[Dataset items]
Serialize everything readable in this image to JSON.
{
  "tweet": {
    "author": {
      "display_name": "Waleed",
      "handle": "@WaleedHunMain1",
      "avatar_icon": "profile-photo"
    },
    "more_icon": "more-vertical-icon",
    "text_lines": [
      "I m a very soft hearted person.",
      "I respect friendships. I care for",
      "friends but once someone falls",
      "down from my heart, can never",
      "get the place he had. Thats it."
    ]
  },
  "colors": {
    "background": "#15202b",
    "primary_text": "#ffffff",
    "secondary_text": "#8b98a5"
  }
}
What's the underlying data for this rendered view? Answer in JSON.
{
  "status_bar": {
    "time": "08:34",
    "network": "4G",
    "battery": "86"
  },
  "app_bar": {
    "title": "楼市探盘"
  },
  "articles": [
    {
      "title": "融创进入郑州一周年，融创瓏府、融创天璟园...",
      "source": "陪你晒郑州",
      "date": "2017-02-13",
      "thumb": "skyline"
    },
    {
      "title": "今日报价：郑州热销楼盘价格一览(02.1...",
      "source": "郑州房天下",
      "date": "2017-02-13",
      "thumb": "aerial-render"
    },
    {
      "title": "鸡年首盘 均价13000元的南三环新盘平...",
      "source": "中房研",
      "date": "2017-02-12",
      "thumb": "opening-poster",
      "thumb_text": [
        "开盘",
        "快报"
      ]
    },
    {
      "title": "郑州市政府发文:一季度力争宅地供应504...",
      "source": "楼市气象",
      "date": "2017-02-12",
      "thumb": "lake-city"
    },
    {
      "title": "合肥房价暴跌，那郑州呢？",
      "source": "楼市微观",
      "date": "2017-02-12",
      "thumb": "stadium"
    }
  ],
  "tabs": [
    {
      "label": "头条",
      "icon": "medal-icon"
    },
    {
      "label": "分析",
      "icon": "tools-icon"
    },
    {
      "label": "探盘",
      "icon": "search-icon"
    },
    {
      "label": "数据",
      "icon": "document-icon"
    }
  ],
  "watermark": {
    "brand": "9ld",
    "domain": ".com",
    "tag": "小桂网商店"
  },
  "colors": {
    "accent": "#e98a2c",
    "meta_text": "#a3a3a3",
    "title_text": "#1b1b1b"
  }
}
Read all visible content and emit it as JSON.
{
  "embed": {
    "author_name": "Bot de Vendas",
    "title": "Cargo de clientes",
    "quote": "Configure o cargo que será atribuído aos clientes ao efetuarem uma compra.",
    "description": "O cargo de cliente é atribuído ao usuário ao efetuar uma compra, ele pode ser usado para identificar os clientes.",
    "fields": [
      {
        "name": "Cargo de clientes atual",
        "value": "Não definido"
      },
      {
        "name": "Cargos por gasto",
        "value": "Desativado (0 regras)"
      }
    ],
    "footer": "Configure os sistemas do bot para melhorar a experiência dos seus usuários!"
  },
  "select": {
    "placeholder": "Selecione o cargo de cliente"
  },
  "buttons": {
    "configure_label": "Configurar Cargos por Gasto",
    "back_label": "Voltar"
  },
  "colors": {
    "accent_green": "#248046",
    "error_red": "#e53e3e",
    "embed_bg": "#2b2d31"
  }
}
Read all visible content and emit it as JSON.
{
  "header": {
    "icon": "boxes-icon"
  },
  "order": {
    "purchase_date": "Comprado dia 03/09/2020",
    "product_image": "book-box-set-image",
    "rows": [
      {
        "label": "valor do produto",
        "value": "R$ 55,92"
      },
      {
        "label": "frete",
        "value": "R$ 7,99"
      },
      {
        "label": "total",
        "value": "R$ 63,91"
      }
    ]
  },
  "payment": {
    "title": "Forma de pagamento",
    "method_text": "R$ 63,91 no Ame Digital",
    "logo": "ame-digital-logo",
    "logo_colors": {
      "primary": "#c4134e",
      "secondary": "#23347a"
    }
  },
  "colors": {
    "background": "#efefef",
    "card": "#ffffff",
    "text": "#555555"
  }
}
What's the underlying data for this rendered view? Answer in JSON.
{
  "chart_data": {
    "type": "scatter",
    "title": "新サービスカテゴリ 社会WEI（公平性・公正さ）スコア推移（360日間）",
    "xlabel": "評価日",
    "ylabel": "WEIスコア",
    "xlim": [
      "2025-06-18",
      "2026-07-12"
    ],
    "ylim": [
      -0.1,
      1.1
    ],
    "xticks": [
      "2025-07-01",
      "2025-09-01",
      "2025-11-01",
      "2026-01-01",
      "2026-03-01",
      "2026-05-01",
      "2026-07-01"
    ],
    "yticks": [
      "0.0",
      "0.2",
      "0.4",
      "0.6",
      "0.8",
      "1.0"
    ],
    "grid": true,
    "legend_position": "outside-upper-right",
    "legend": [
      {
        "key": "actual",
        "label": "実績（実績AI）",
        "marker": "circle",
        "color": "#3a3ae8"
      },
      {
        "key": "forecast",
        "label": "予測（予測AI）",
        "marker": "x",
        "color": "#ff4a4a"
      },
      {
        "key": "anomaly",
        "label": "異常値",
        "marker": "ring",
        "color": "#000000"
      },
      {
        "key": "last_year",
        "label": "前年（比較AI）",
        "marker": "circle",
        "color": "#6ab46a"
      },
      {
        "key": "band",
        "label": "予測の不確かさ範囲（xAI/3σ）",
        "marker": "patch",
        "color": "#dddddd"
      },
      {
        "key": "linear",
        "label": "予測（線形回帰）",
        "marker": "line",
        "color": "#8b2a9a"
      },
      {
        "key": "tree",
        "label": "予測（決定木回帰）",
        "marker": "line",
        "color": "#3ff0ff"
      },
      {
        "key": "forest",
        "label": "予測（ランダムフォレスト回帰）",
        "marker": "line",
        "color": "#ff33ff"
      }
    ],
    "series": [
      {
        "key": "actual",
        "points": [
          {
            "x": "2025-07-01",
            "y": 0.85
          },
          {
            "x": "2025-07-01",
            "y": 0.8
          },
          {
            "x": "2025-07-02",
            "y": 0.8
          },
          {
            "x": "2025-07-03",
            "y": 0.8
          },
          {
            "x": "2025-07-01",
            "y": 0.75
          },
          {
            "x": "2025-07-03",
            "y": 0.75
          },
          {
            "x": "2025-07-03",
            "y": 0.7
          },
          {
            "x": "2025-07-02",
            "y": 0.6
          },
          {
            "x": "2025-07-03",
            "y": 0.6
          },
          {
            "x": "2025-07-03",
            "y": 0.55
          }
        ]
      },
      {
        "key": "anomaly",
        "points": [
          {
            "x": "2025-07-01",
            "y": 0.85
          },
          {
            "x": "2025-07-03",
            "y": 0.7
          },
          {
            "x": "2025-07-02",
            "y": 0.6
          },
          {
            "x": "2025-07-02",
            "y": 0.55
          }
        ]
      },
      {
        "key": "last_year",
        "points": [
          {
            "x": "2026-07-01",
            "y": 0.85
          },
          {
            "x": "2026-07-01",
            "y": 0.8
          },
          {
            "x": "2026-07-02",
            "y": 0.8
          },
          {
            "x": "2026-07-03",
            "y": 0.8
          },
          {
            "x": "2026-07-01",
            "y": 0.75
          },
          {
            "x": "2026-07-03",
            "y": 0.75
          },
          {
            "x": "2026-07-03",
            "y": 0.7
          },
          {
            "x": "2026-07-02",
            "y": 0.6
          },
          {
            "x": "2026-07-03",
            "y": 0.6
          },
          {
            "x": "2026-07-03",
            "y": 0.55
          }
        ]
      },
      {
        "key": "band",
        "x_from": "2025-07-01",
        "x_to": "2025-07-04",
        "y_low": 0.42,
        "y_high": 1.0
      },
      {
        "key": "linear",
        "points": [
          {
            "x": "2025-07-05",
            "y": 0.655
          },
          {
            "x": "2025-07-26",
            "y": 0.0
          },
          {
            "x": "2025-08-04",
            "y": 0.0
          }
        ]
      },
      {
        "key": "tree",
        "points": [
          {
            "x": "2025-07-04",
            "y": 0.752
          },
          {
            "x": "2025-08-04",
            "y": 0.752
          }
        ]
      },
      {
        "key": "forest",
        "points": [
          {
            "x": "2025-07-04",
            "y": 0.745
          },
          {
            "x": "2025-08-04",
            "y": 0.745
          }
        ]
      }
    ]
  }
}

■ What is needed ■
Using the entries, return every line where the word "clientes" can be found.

■ Solution ■
    "title": "Cargo de clientes",
    "quote": "Configure o cargo que será atribuído aos clientes ao efetuarem uma compra.",
    "description": "O cargo de cliente é atribuído ao usuário ao efetuar uma compra, ele pode ser usado para identificar os clientes.",
        "name": "Cargo de clientes atual",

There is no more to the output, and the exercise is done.